Before the shootings in Arizona occurred and national attention and disagreements turned to whether or not incivility in our political climate contibutes to such tragedies, the national debate seemed to be revolving around the n-word and whether or not it was okay to take it out of Mark Twain’s Huckleberry Finn. I was surprised (but not in disagreement) that most of the commentary I heard or read came down on the side of leaving Twain’s work as is. I also felt somewhat personally vindicated since I had struggled with this issue in writing Well Considered. I cringe a little every time someone at a book festival picks up the book and leafs through it, wondering whether that potential buyer is going to “land” in the chapter that introduces the antagonist Jimmy and his friends who regularly use the word. But there is just not another word that so well conveys the attitude of Jimmy and friends, and it would have been dishonest not to use it. Because a lot of the controversy about use of the n-word centers on who can use it, I was gratified that Robert Fleming of AALBC.com (African American Literature Book Club) at

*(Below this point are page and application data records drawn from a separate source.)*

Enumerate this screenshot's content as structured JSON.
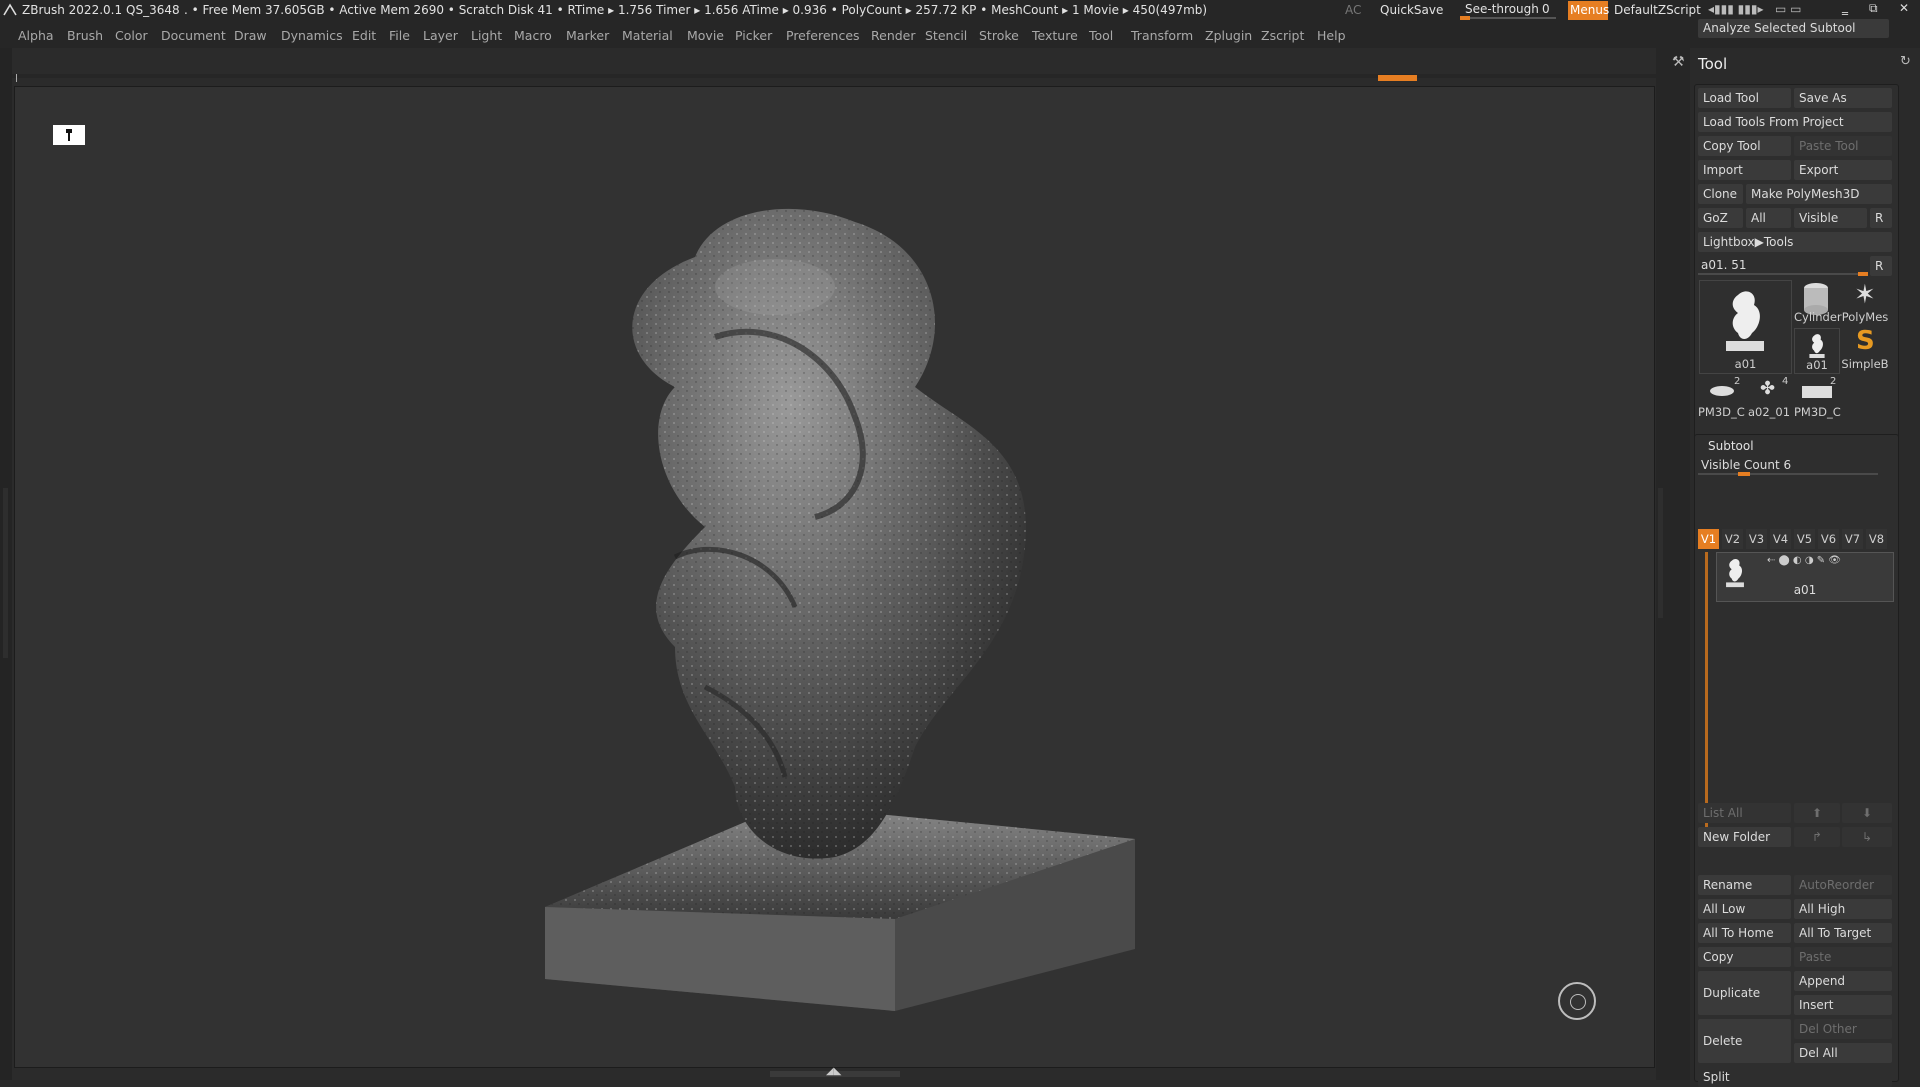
{
  "titlebar": {
    "app": "ZBrush 2022.0.1",
    "doc": "QS_3648",
    "stats": ". • Free Mem 37.605GB • Active Mem 2690 • Scratch Disk 41 •  RTime ▸ 1.756 Timer ▸ 1.656 ATime ▸ 0.936 • PolyCount ▸ 257.72 KP  • MeshCount ▸ 1  Movie ▸ 450(497mb)",
    "ac": "AC",
    "quicksave": "QuickSave",
    "seethrough_label": "See-through",
    "seethrough_value": "0",
    "seethrough_level": 0,
    "menus": "Menus",
    "script": "DefaultZScript",
    "analyze": "Analyze Selected Subtool"
  },
  "menu": [
    "Alpha",
    "Brush",
    "Color",
    "Document",
    "Draw",
    "Dynamics",
    "Edit",
    "File",
    "Layer",
    "Light",
    "Macro",
    "Marker",
    "Material",
    "Movie",
    "Picker",
    "Preferences",
    "Render",
    "Stencil",
    "Stroke",
    "Texture",
    "Tool",
    "Transform",
    "Zplugin",
    "Zscript",
    "Help"
  ],
  "tool": {
    "title": "Tool",
    "load_tool": "Load Tool",
    "save_as": "Save As",
    "load_from_project": "Load Tools From Project",
    "copy_tool": "Copy Tool",
    "paste_tool": "Paste Tool",
    "import": "Import",
    "export": "Export",
    "clone": "Clone",
    "make_polymesh": "Make PolyMesh3D",
    "goz": "GoZ",
    "all": "All",
    "visible": "Visible",
    "r": "R",
    "lightbox": "Lightbox▶Tools",
    "current": "a01. 51",
    "r2": "R",
    "thumbs": {
      "main": "a01",
      "cylinder": "Cylinder",
      "polymesh": "PolyMes",
      "a01_small": "a01",
      "simpleb": "SimpleB",
      "pm3d_1": "PM3D_C",
      "pm3d_1_count": "2",
      "a02": "a02_01",
      "a02_count": "4",
      "pm3d_2": "PM3D_C",
      "pm3d_2_count": "2"
    }
  },
  "subtool": {
    "title": "Subtool",
    "visible_count": "Visible Count 6",
    "tabs": [
      "V1",
      "V2",
      "V3",
      "V4",
      "V5",
      "V6",
      "V7",
      "V8"
    ],
    "active_tab": "V1",
    "item_name": "a01",
    "list_all": "List All",
    "new_folder": "New Folder",
    "rename": "Rename",
    "autoreorder": "AutoReorder",
    "all_low": "All Low",
    "all_high": "All High",
    "all_to_home": "All To Home",
    "all_to_target": "All To Target",
    "copy": "Copy",
    "paste": "Paste",
    "duplicate": "Duplicate",
    "append": "Append",
    "insert": "Insert",
    "delete": "Delete",
    "del_other": "Del Other",
    "del_all": "Del All",
    "split": "Split"
  },
  "colors": {
    "accent": "#e67e22",
    "background": "#2b2b2b",
    "viewport": "#323232",
    "button": "#3a3a3a"
  }
}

http://aalbc.com/reviews/well_considered.html understood what I was trying to accomplish with this usage, as did other African Americans who appreciated Well Considered.